When working within a complex system like that of a modern two-channel stereo, one of the most difficult tasks turns out to be accurate finger pointing. Identifying a specific culprit responsible for what we hear.
I’ll share with you a good example. One of my tasks at Octave Records is to be the judge and jury of what does and does not get published. If the track isn’t something I would play at a HiFi show (if we ever have HiFi shows again), or the music isn’t of a caliber worthy of our audience, it gets rejected.
While listening to a recent work of extraordinary qualities we ran into a problem I like to refer to as the Bark Syndrome. As might be gleaned from the title, the Bark Syndrome can occur when a voice or instrument exceeds a certain level or quality that makes one’s face scrunch.
Maybe I should have named it the Wince Syndrome.
I hear this mostly on voice and I believe that is because the voice is so easy to judge. We’ve spent most of our lives hearing voices in the wild.
The most difficult challenge with the Bark Syndrome is identifying where in the chain it occurs.

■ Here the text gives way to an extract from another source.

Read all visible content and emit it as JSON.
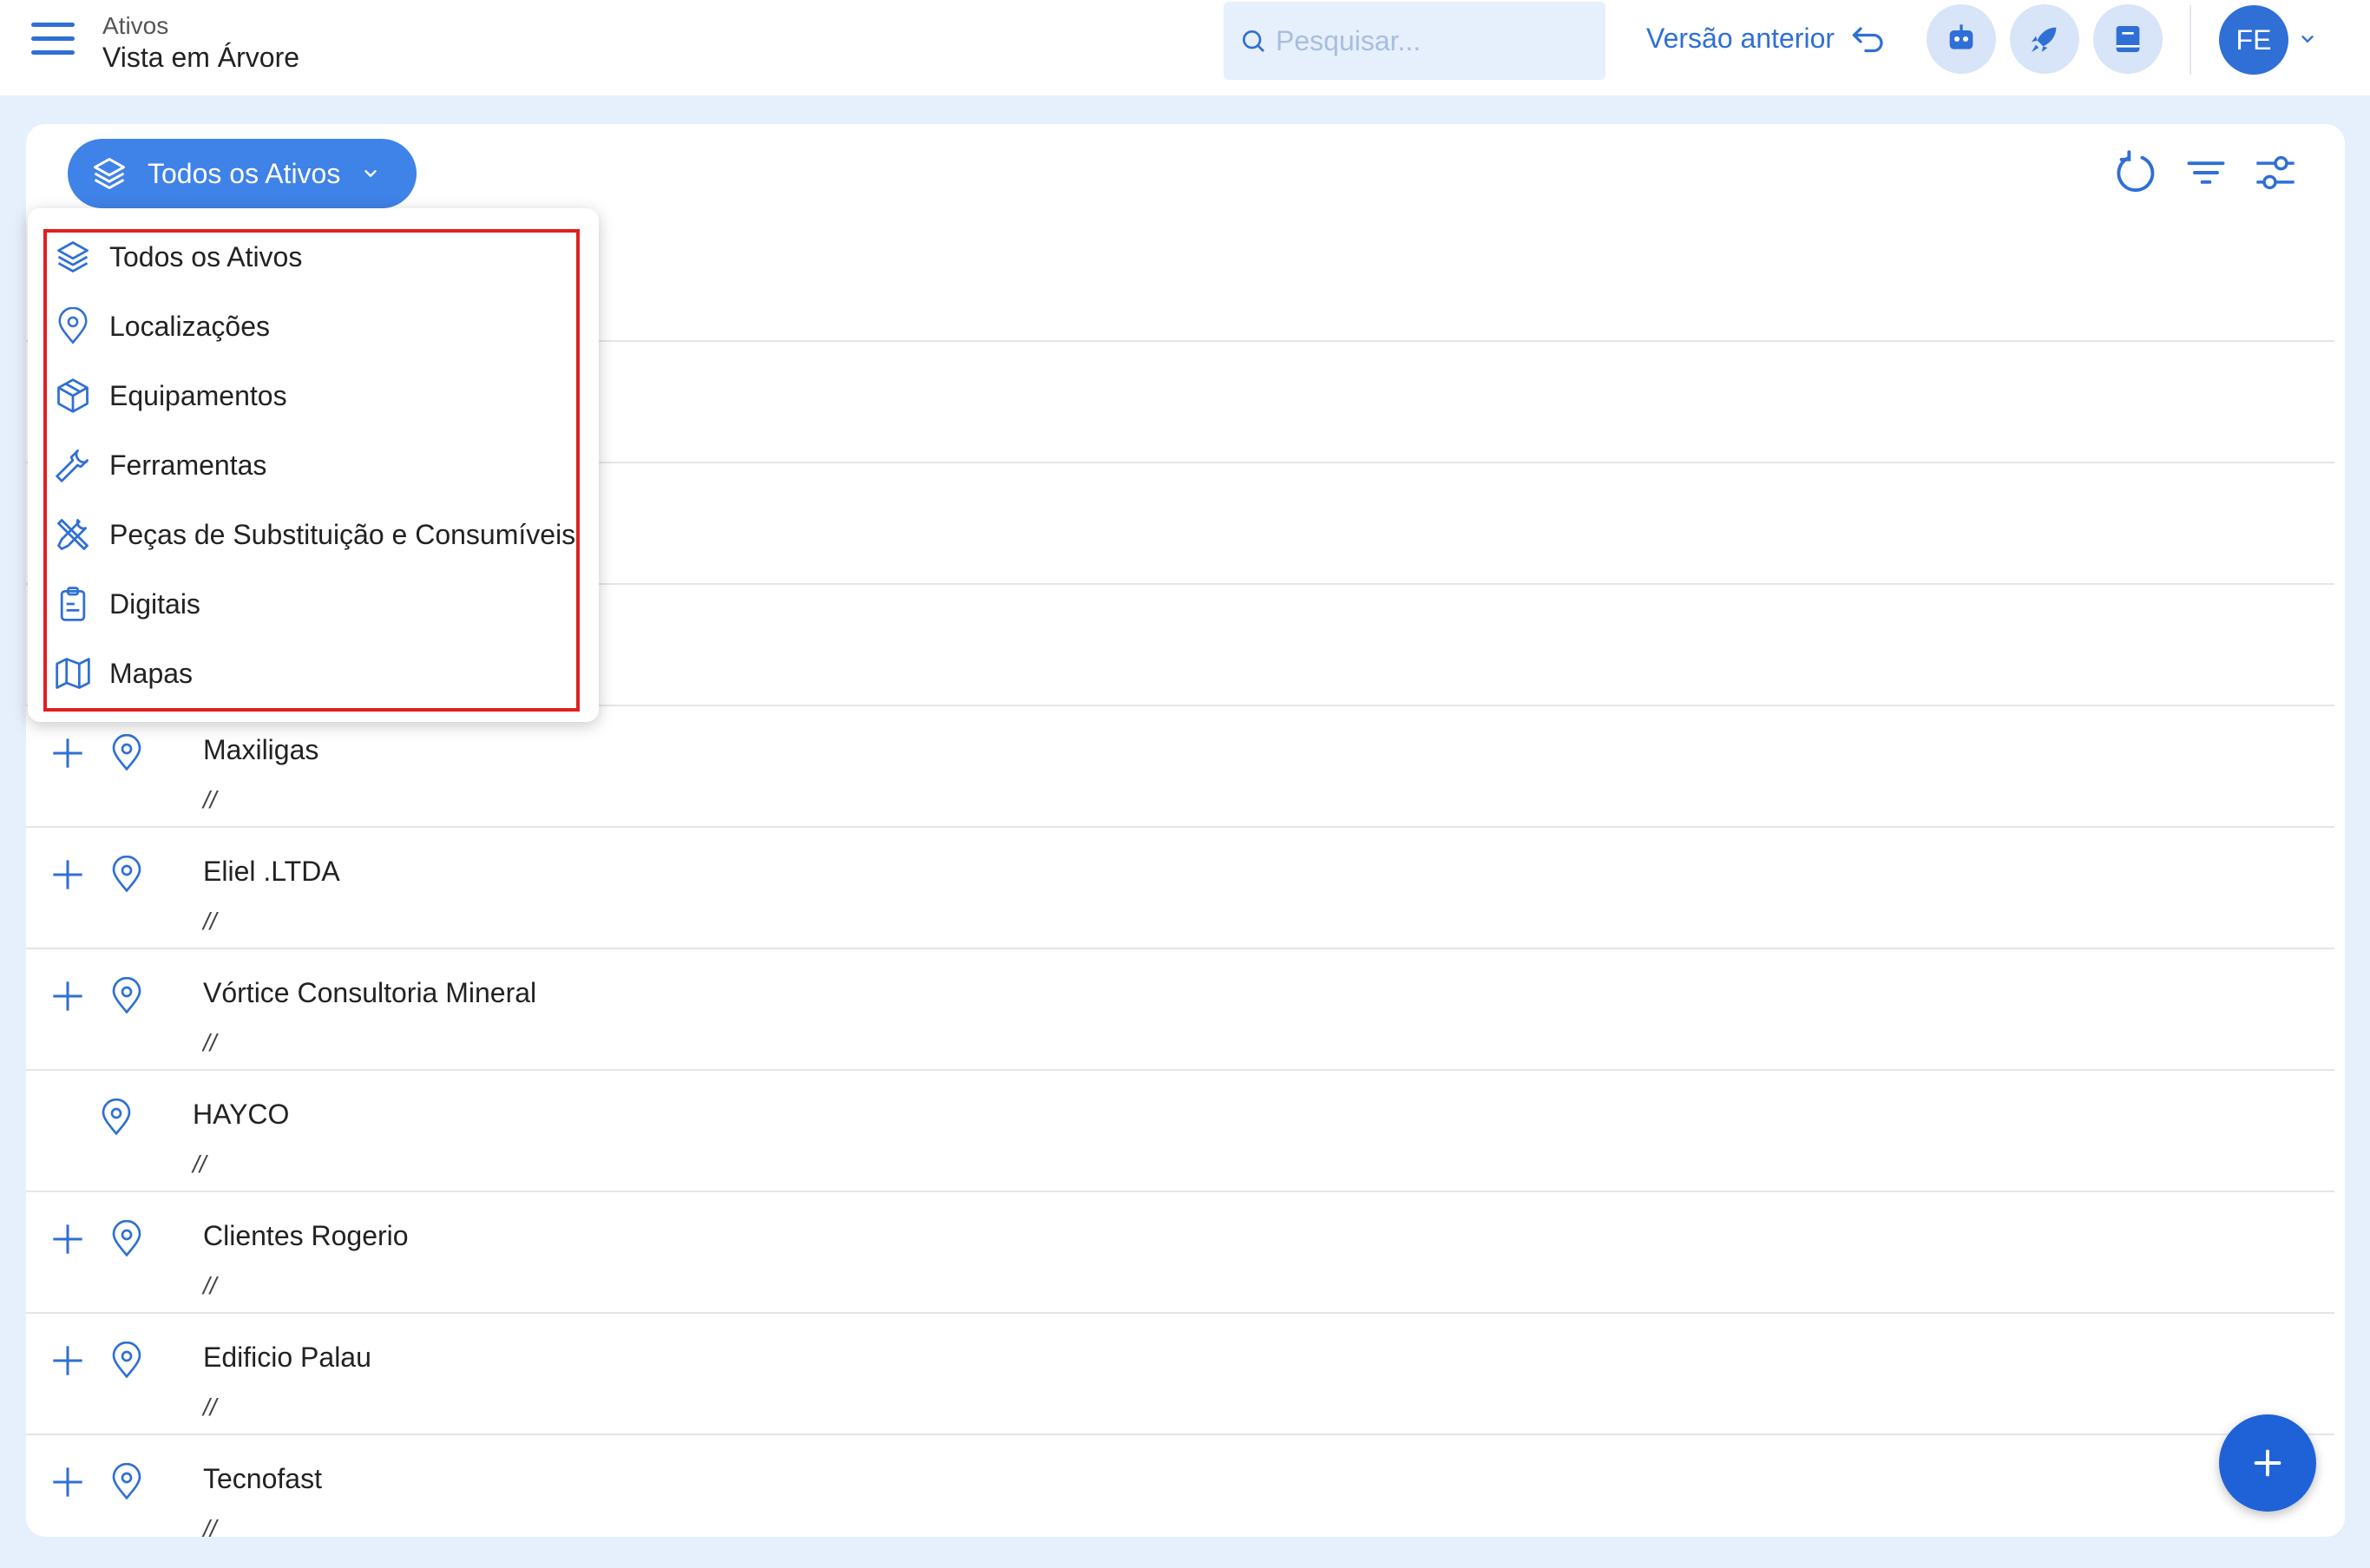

This requires first a reference reproduction system devoid of the problem—something few of us either have or know for certain theirs is free of it.
Tomorrow I’ll share with you the first time I became aware of the problem and how we began to address it.